Since that first seminar in 1996 she has since attended 9 more seminars with the emphasis on functional training and flexibility as a means of helping baseball pitchers reach peak performance while reducing the risk of injury.Power Conditioning For Pitchers – On DVD
This Is The Most Complete And Up To Date System
Power Conditioning For Pitchers Available Today
She has developed this conditioning system designed specifically for pitchers of all ages. This is exactly the same type of training that many major league conditioning coaches are now using at the professional and big league level. Why? Because it just plain makes sense.
We feel that it is very important to see the exercises performed so you know whether the pitcher is using proper form and technique. He also needs to fully understand what it looks like to perform an explosive movement. At what speed should the body should be moving and at what intensity level.
So we have since taken the conditioning manual out of print.
Keep this in mind. A pitcher can have good mechanics and still not be able to maximize his potential because his body is not trained specifically for pitching. Our program stresses how to functionally train the body so that every muscle that is used in pitching will respond “explosively” when called on so that it provides all the contractile and stabilization strength.
It is the lengthening ability of the muscles that really provides the power in the pitch. It’s this ability that can make the difference between a mediocre and dominating fastball.
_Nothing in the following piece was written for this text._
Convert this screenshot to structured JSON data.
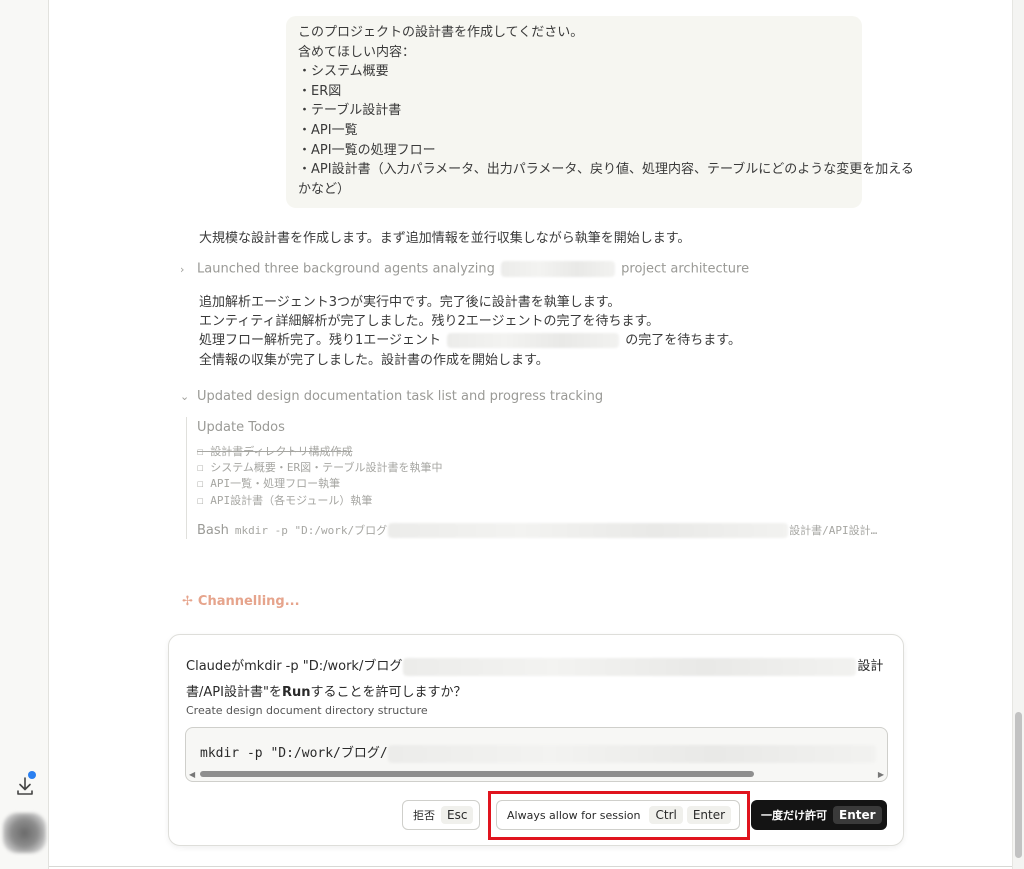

Just ask yourself this question? Can I afford not to give my son the needed instruction and tools that will help him not only perform to the best of his ability, to pitch with more confidence but to help him reduce his risk of injury?
The fact is that most pitchers are waiting too long because parents think they have all the time in the world to develop. What we have found is that ages 10-13 are the ideal ages to build that foundation so that later on you won’t have so many problems. And once your pitcher reaches high school – time is running out.
Remember you cannot develop a quality delivery without explosive functional strength and flexibility. And without quality mechanics no amount of strength training will help. You need both functional strength and mechanics to develop more velocity while reducing the risk of injury.
Here’s what you get:
Power Conditioning For Pitchers on two (2) DVD’s
This includes three hours of video of all the functional and explosive movements designed specifically for pitchers. You will see all the medicine ball and lower body plyometric exercises plus all the arm exercises recommended by top sports physical therapists. Nothing is left out.
When pitchers complete these off-season workouts they are fit to pitch an entire season while only needing two 20-30 minute booster sessions per week during the season.
And because you are ordering today, I’m going to give you the following bonus absolutely for free.
Complete Day To Day Off-Season Schedules
If the pitcher is in high school or college he will receive the 4 day a week – twelve week routine to get him game ready for the season . This is a fifty page booklet that shows you exactly which exercises to do “each day” during your off-season program.
It also contains an in-season workout specifically for pitchers who want to stay strong all during the season.
If the pitcher is ages of 9-13 he will also receive a 3 day a week – ten week routine that is a toned down version of the high school/college program which should take no more than 30 minutes.
These daily schedule booklets are 40 pages and also contains the in-season workout and the pre-bullpen routine. This schedule can also be used for high school or college if they only want to do a three day routine.
These schedules list exactly which exercises to do in what order on what day. And all of the exercises are referenced as to where you will find them in the manual or in each video.
Sounds good? Let’s get on with the order process.